I don’t know how it fits with the problem with white British children, or why Asians and black Africans have such a different response, but each group has very different histories and therefore different cultures and attitudes.
But if you want to say that schools are institutionally racist – that there is something, whether explicit racial attitudes among teachers or some structural problem with the education system that harms black Caribbean children – then you have to do a better job than simply pointing to some data that on the surface tells a convenient story, not interrogating it at all, and moving on. It’s not as if there aren’t much more clear-cut examples of racism in the world; you shouldn’t need to point to ambiguous-at-best situations like this and call them racism to bolster your argument.

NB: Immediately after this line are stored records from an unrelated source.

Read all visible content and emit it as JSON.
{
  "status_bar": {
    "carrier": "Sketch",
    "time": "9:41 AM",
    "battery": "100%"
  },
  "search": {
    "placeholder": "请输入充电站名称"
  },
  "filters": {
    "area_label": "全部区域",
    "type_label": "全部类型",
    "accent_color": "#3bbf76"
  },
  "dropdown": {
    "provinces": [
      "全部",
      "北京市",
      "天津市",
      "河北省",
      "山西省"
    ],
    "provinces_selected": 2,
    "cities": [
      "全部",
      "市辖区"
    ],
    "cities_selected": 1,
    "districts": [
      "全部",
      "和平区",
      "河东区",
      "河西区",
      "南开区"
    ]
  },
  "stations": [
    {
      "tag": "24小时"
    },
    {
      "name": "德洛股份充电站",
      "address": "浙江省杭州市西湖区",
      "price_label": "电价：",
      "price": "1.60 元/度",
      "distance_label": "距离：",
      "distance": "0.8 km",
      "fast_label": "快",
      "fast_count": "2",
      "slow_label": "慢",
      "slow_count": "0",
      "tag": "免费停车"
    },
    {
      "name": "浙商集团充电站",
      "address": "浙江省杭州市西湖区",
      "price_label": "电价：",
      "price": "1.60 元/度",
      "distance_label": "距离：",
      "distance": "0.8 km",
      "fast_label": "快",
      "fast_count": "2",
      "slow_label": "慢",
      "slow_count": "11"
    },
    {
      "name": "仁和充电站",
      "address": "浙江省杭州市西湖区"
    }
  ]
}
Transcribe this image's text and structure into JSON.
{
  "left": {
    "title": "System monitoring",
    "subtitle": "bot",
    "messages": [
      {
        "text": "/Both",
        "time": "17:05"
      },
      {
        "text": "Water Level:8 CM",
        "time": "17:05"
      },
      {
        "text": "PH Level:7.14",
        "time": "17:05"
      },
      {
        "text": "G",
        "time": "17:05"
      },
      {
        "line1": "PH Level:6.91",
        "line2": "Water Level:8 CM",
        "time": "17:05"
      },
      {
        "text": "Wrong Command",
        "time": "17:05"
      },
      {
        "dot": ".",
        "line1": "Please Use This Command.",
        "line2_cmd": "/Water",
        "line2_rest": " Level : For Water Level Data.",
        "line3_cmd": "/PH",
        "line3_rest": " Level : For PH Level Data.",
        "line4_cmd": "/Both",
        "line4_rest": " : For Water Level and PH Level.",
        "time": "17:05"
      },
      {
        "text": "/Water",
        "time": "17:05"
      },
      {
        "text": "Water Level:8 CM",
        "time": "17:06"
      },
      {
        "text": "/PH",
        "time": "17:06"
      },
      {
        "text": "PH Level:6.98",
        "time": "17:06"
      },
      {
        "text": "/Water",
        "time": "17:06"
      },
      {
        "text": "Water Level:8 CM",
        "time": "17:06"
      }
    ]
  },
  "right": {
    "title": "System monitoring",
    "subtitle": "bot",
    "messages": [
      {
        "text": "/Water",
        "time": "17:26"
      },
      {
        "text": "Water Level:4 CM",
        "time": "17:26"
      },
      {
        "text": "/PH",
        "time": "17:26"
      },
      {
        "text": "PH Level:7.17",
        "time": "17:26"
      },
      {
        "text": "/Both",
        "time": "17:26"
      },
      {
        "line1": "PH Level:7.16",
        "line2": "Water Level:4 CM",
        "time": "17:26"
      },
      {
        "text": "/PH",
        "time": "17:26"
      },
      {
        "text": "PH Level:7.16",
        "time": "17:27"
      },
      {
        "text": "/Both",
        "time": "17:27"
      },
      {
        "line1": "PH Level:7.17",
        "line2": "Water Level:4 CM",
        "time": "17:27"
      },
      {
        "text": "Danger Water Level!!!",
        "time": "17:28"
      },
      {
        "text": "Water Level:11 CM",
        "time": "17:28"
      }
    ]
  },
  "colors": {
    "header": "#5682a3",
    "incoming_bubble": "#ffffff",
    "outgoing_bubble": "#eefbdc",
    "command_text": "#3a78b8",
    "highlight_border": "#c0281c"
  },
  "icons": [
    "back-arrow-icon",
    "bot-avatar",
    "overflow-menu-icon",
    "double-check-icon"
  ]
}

This isn’t the only example in recent days. Another Guardian story found that 60,000 “racist incidents” were recorded in UK schools in the last five years, but made no effort to help us understand if that was a big number or not; how many schools are there? How many pupils? (There are about 24,000 schools in the UK, teaching about nine million pupils; that doesn’t make the numbers OK, but it’s vital context.) The New Statesman ran a piece about excess deaths going up in the UK even before the pandemic, blaming it on austerity; but forgot to control for the growing and ageing population, which muddied the story somewhat.
This all makes sense if you see the public sphere as a battleground, if you see debate as war and arguments as soldiers: and perhaps that is a sensible attitude to have. Perhaps if you want to get things done, to defeat racism or win elections or any such goal, perhaps you need to have the mindset that sees inconvenient complexity as something to be destroyed.
But I would rather people tried to think a bit more like scouts, to ask where data comes from and whether it means what you think it means. And if you do find out what’s really true — where that bridge is, how the enemy’s troops are arrayed — you can fight against it all the more effectively.